Among the entries that follow, count the lines that contain the word "true" and say how many there are, writing nothing else.

Records from a dataset
_____

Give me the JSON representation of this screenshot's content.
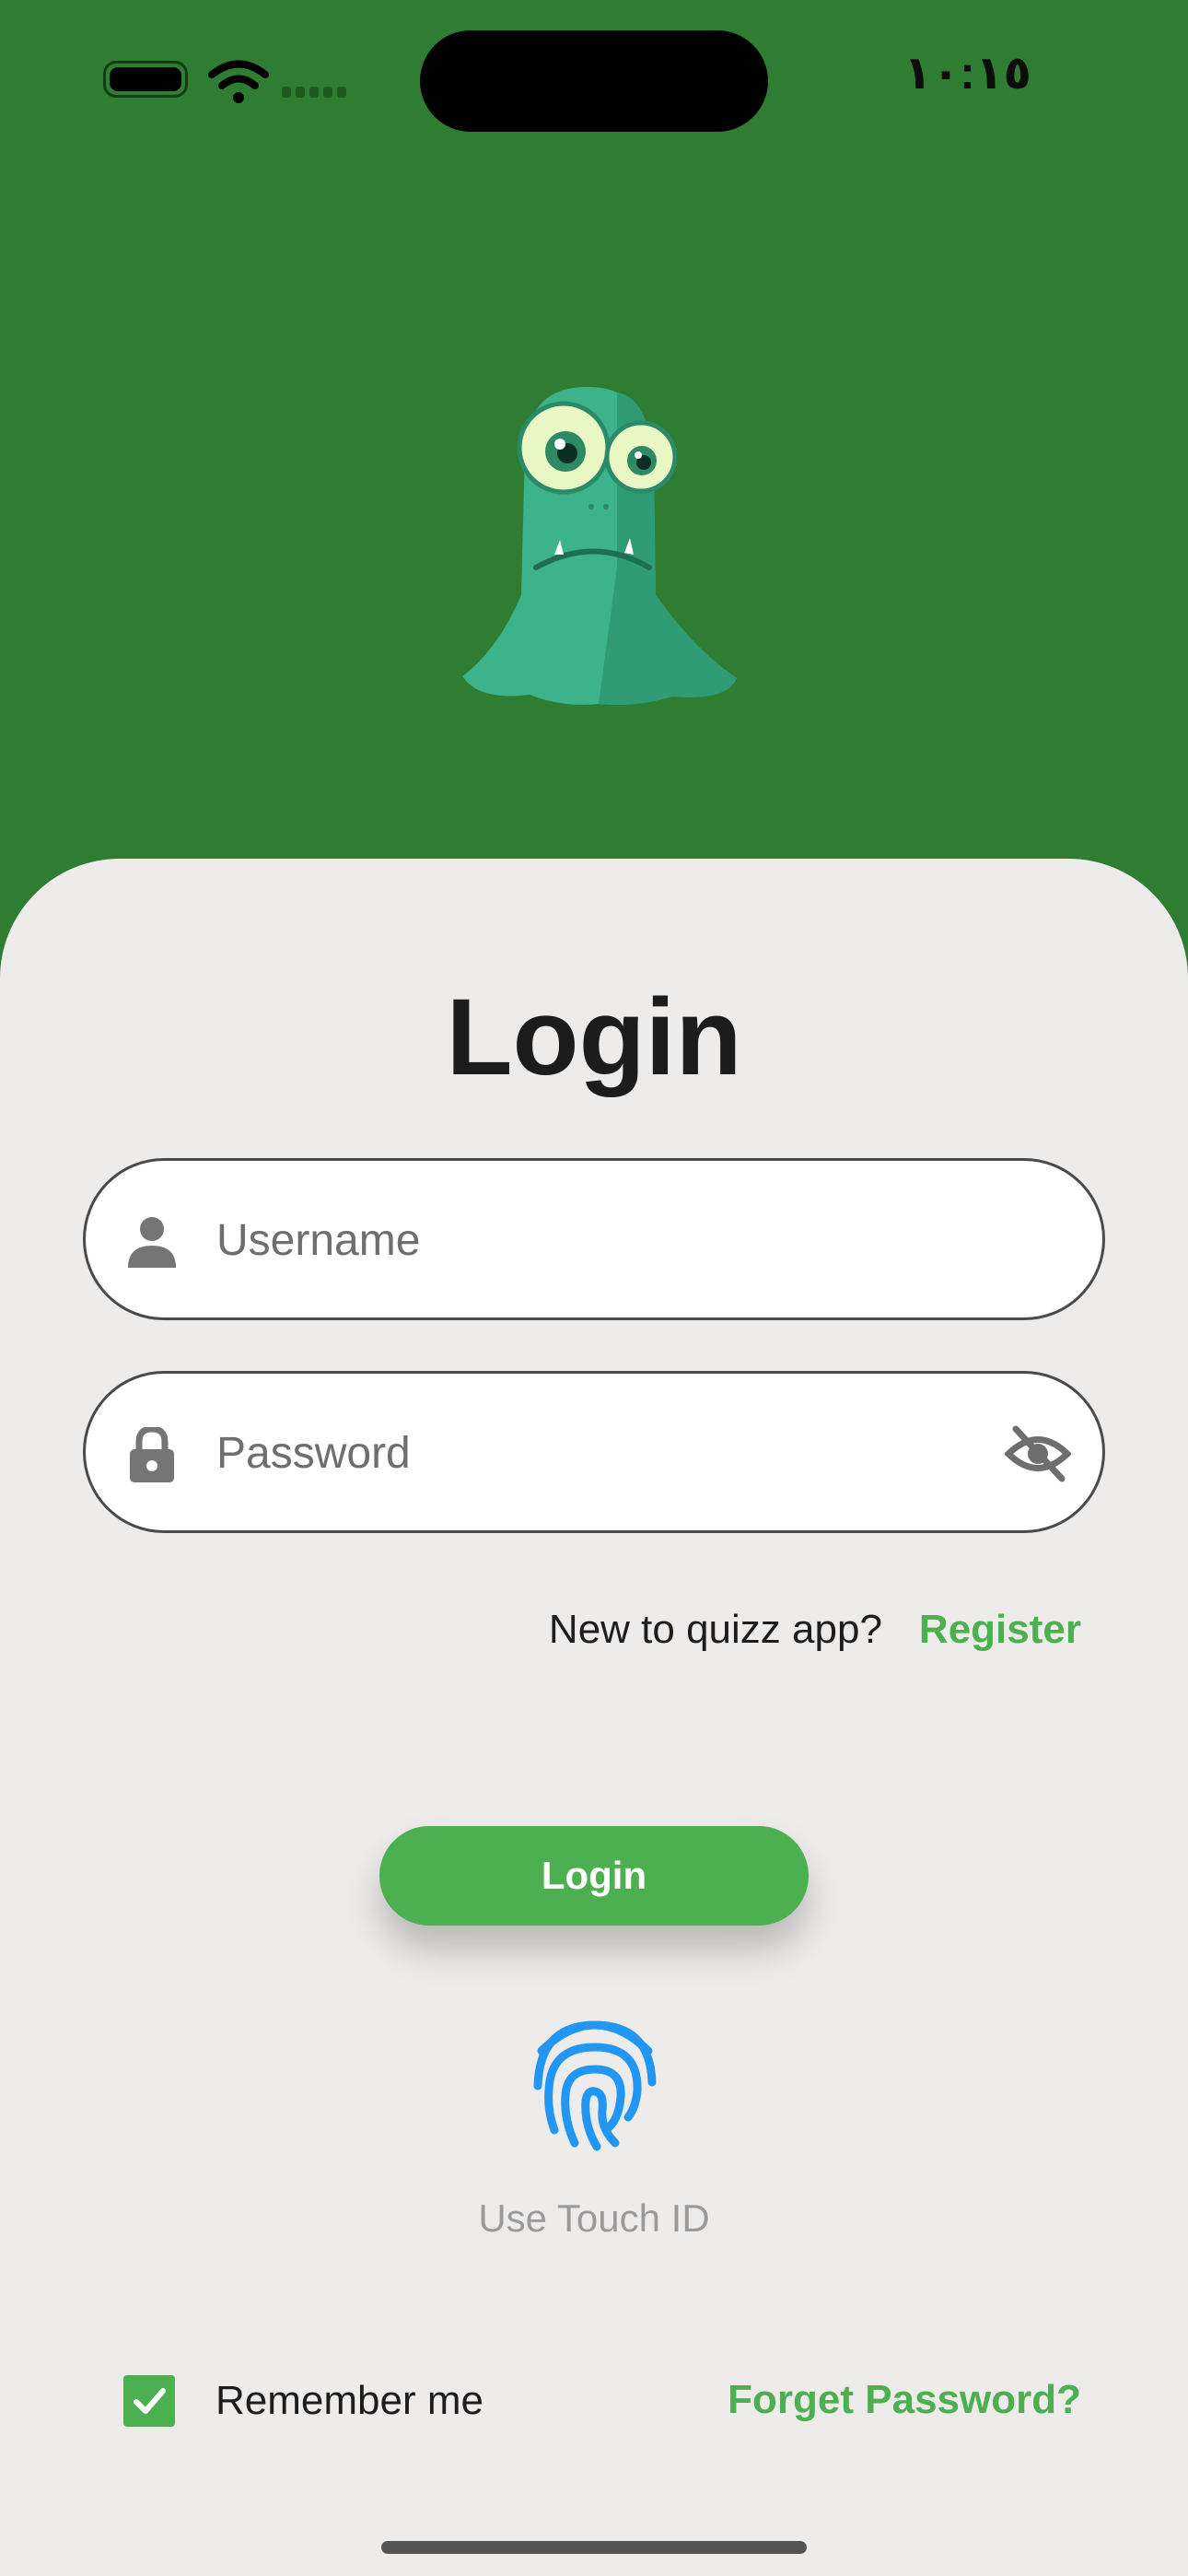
{
  "status_bar": {
    "time": "١٠:١٥"
  },
  "login": {
    "title": "Login",
    "username_placeholder": "Username",
    "password_placeholder": "Password",
    "register_prompt": "New to quizz app?",
    "register_link": "Register",
    "login_button": "Login",
    "touch_id_label": "Use Touch ID",
    "remember_me": "Remember me",
    "remember_checked": true,
    "forgot_password": "Forget Password?"
  },
  "icons": [
    "battery-icon",
    "wifi-icon",
    "signal-icon",
    "mascot-icon",
    "user-icon",
    "lock-icon",
    "eye-off-icon",
    "fingerprint-icon",
    "check-icon"
  ],
  "colors": {
    "header": "#2e7d32",
    "accent": "#4caf50",
    "card": "#eeeceb",
    "fingerprint": "#2196f3"
  }
}
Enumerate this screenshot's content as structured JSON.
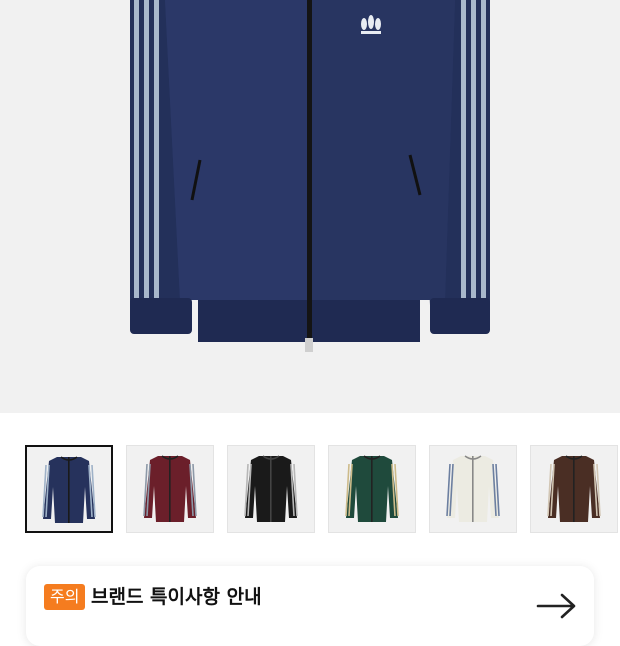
{
  "product": {
    "thumbnails": [
      {
        "color_name": "navy",
        "body": "#26325c",
        "stripe": "#9fb2c8",
        "zip": "#1a1a1a",
        "selected": true
      },
      {
        "color_name": "burgundy",
        "body": "#6b1f2a",
        "stripe": "#8d99a8",
        "zip": "#222",
        "selected": false
      },
      {
        "color_name": "black",
        "body": "#1a1a1a",
        "stripe": "#b7b7b7",
        "zip": "#444",
        "selected": false
      },
      {
        "color_name": "dark-green",
        "body": "#1f4a3c",
        "stripe": "#cdbb8a",
        "zip": "#222",
        "selected": false
      },
      {
        "color_name": "cream",
        "body": "#ecebe2",
        "stripe": "#6c7fa0",
        "zip": "#888",
        "selected": false
      },
      {
        "color_name": "brown",
        "body": "#4a2e24",
        "stripe": "#d2c6b4",
        "zip": "#222",
        "selected": false
      }
    ]
  },
  "notice": {
    "badge": "주의",
    "title": "브랜드 특이사항 안내",
    "badge_color": "#f57c1f"
  },
  "icons": {
    "next": "arrow-right-icon",
    "logo": "trefoil-logo-icon"
  }
}
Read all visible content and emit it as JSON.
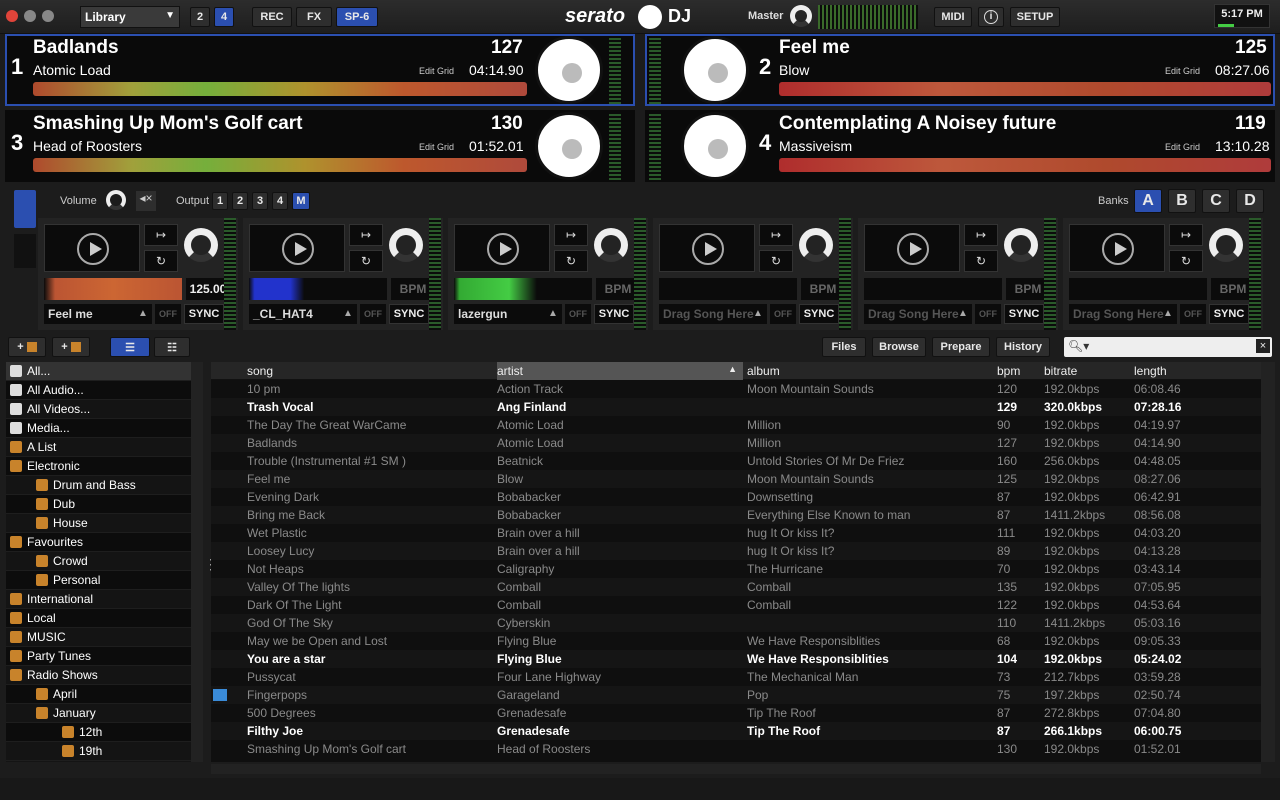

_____

## Your response
2